● **What is required**
In the records below, tally every line containing "source". Report only the total.
** Opening Listed records block **
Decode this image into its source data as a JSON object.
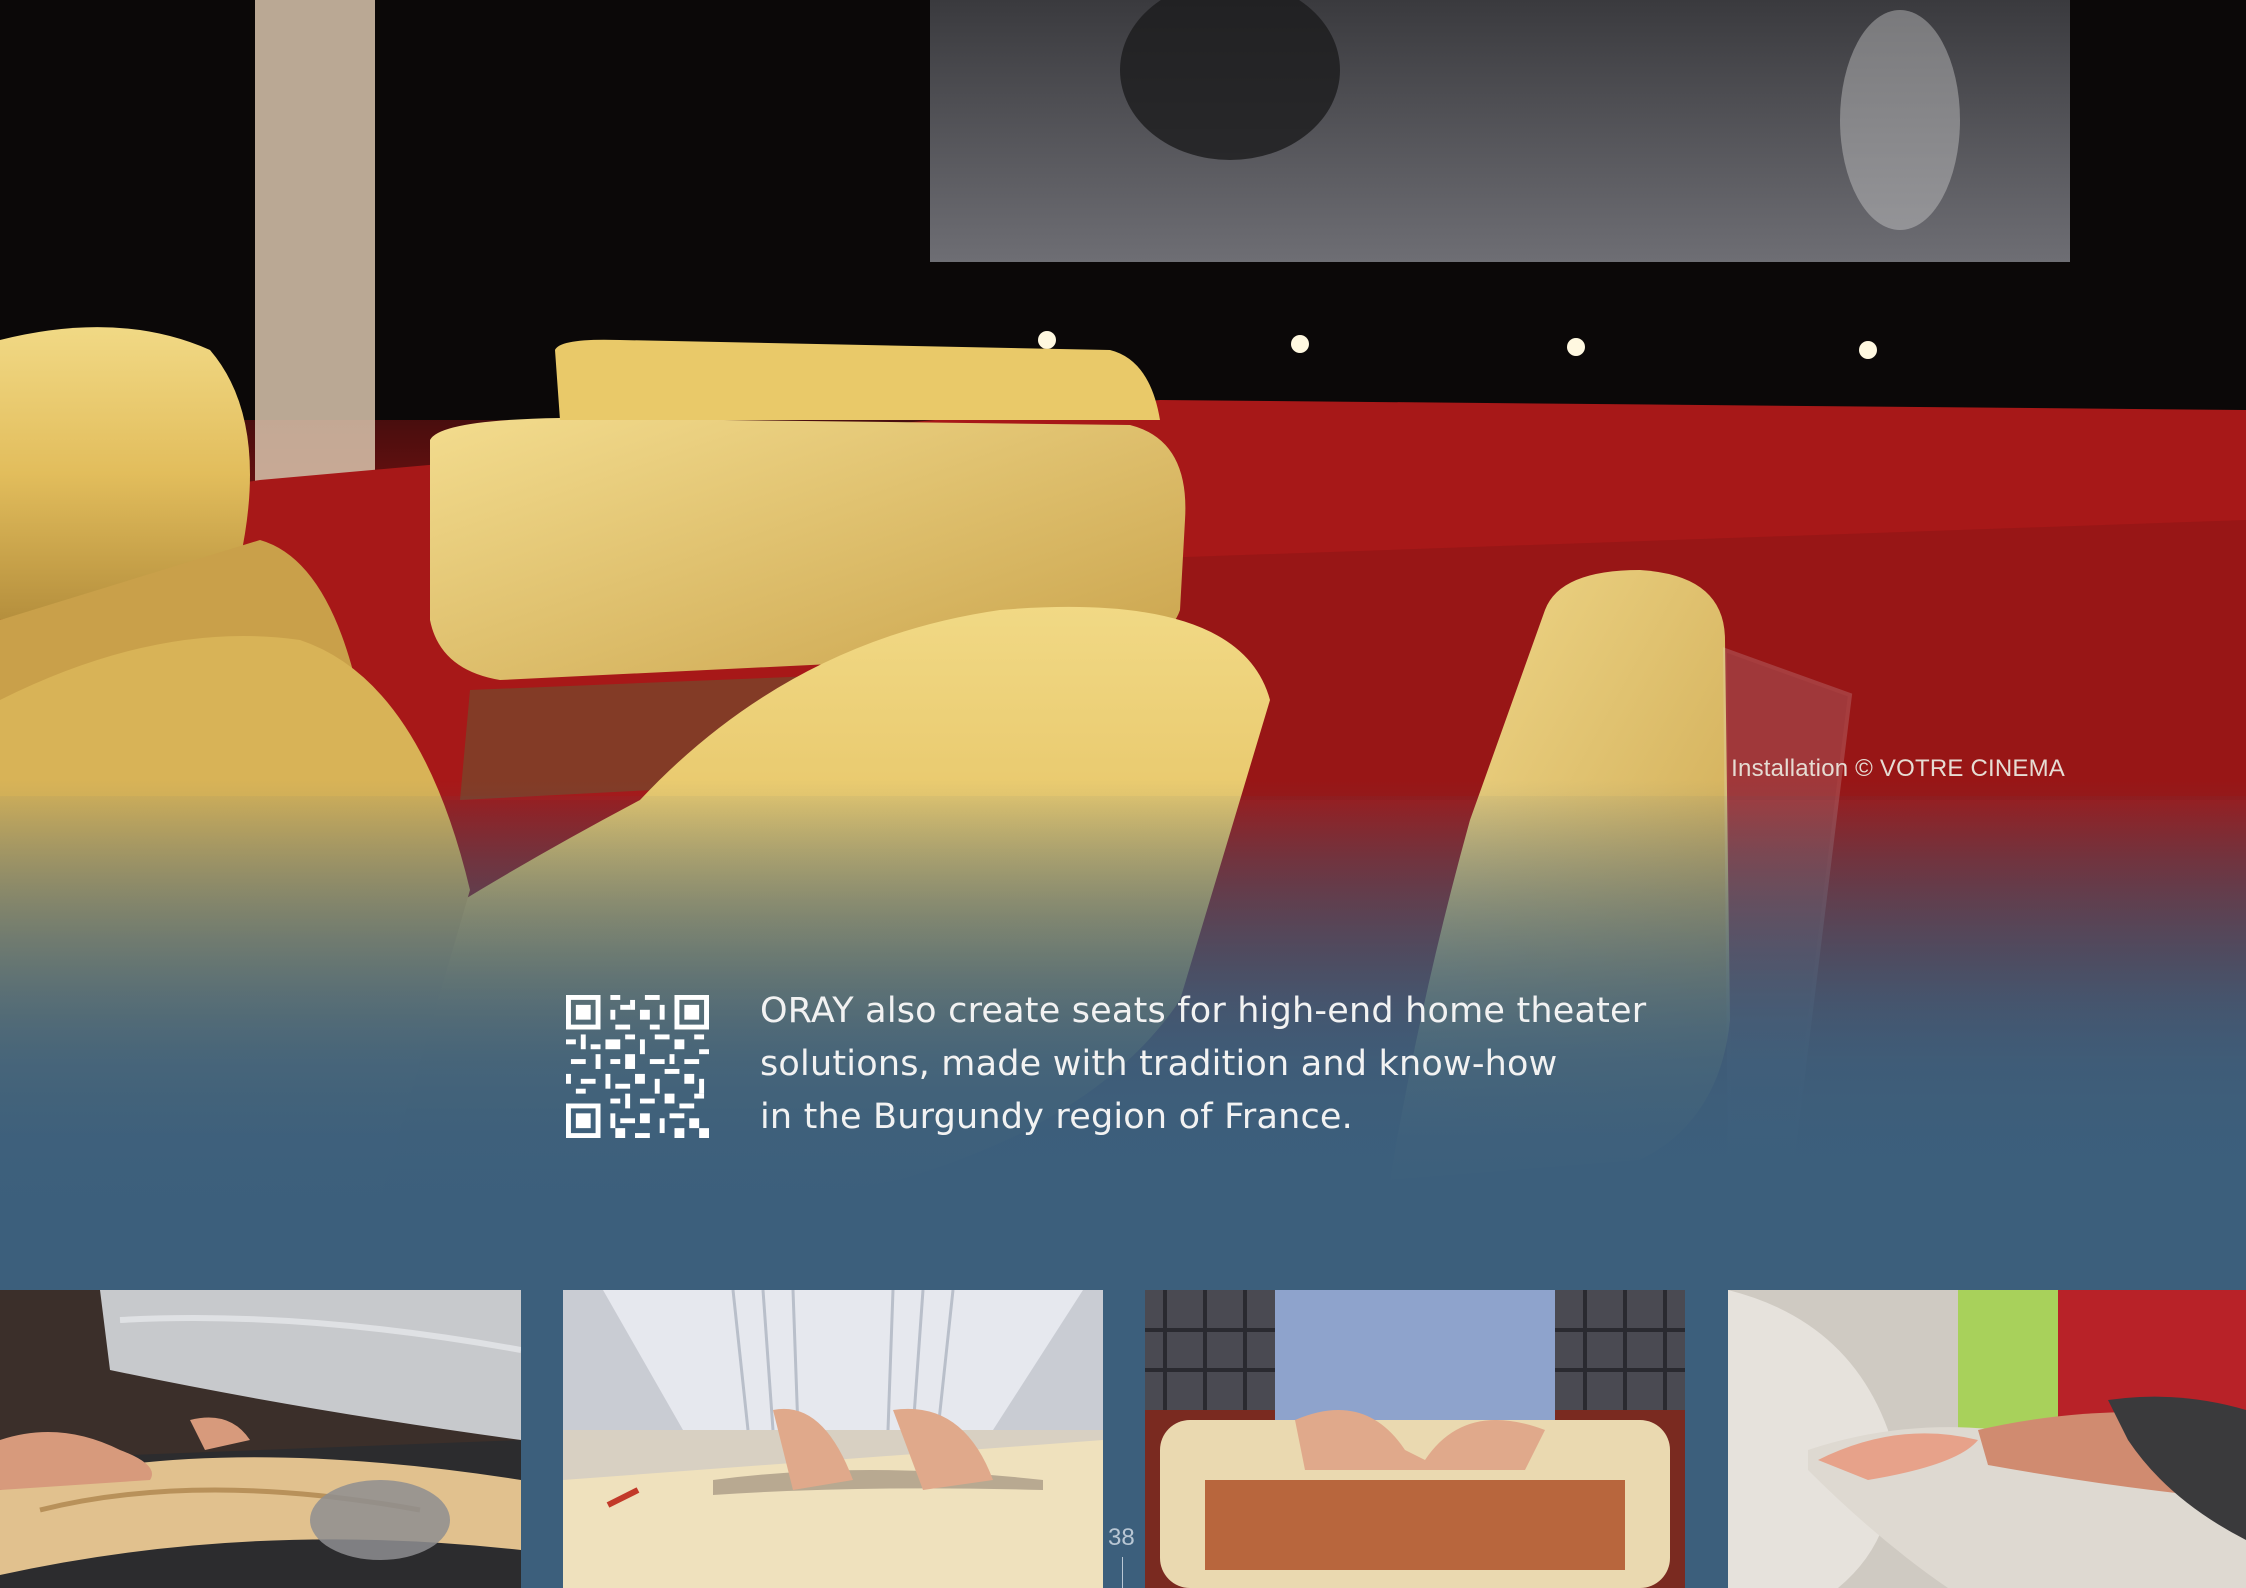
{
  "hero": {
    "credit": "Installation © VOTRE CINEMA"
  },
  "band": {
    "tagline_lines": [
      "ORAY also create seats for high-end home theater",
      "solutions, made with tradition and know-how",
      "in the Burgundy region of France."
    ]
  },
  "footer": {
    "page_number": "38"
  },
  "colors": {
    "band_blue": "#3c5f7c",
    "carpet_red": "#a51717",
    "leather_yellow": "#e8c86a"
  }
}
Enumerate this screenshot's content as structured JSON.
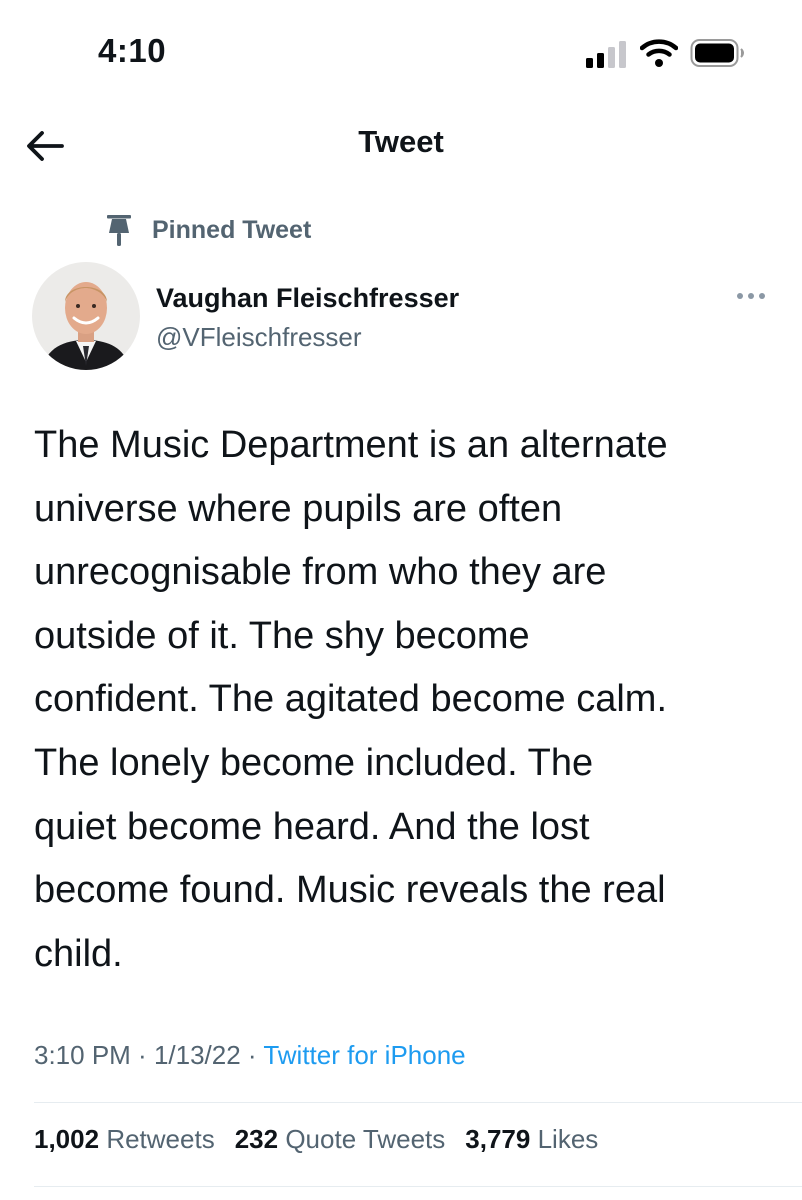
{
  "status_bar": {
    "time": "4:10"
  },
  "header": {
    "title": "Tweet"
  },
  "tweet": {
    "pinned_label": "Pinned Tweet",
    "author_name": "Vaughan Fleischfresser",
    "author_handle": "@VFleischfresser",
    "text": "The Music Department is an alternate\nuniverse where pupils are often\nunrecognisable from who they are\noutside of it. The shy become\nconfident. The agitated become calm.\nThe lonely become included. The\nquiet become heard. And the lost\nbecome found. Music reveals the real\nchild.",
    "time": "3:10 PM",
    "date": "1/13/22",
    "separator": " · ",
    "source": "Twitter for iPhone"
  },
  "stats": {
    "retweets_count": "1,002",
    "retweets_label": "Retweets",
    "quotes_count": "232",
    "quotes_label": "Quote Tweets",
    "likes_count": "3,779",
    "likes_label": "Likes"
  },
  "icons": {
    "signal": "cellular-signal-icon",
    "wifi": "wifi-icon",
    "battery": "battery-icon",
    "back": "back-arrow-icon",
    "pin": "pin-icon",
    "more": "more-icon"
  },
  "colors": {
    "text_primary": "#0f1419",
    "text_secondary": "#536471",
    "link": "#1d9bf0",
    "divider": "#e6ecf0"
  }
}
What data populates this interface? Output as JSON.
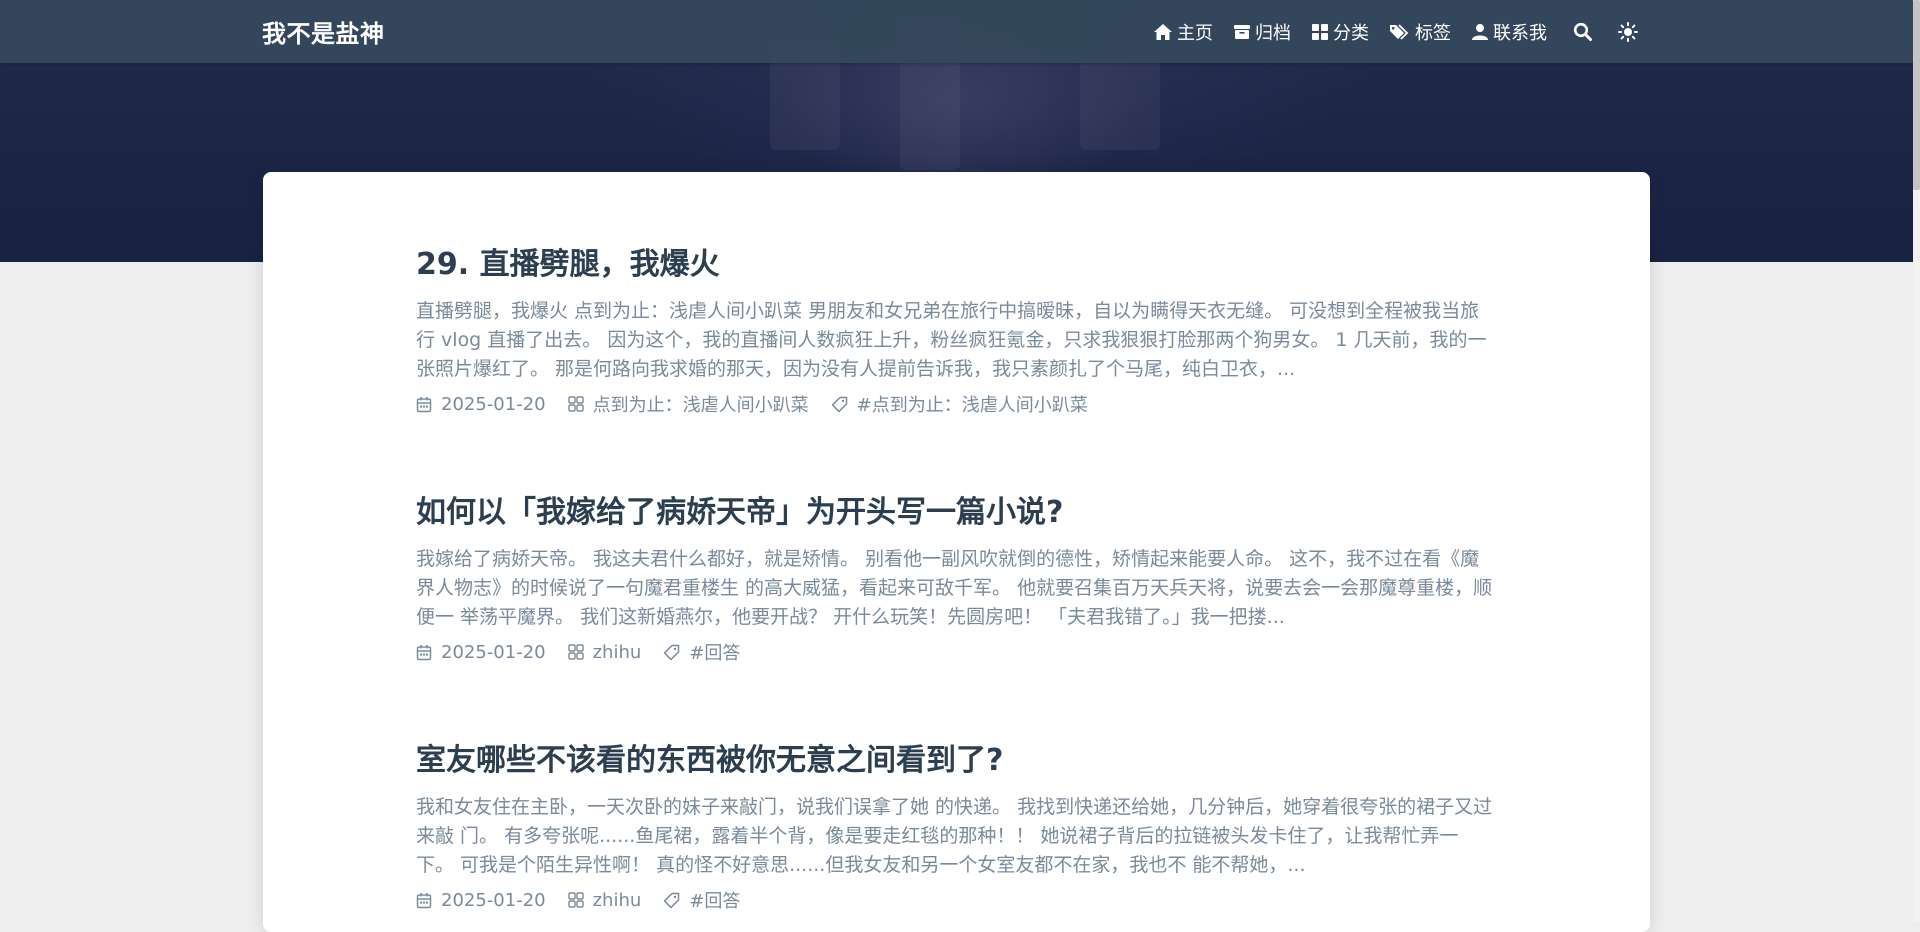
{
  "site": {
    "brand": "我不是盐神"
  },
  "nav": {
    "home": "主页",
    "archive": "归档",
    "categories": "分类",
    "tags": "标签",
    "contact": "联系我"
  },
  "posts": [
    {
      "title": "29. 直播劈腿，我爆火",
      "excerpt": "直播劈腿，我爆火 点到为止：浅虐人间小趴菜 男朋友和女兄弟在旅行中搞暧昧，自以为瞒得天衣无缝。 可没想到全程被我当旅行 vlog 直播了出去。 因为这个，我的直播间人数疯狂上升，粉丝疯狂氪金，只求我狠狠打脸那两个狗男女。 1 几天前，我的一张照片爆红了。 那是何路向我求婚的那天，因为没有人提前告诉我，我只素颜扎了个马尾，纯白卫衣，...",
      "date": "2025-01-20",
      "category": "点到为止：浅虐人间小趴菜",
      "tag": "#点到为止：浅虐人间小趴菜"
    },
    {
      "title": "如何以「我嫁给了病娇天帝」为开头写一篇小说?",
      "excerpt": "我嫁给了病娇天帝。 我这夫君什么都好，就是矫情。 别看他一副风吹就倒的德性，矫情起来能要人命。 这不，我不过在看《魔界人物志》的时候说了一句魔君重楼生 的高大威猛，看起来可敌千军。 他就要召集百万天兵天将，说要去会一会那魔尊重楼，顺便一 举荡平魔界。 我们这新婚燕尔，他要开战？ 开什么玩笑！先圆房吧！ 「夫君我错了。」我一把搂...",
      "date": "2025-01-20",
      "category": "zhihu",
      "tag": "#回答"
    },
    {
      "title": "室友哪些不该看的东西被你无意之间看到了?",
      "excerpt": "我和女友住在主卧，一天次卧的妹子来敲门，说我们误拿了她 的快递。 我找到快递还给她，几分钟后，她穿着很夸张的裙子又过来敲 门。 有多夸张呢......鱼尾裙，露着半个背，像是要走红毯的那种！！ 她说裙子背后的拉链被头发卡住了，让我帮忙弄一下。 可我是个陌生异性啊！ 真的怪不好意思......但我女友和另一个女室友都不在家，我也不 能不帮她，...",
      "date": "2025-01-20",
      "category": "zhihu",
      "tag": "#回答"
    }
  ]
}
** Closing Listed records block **
● **Solution**
2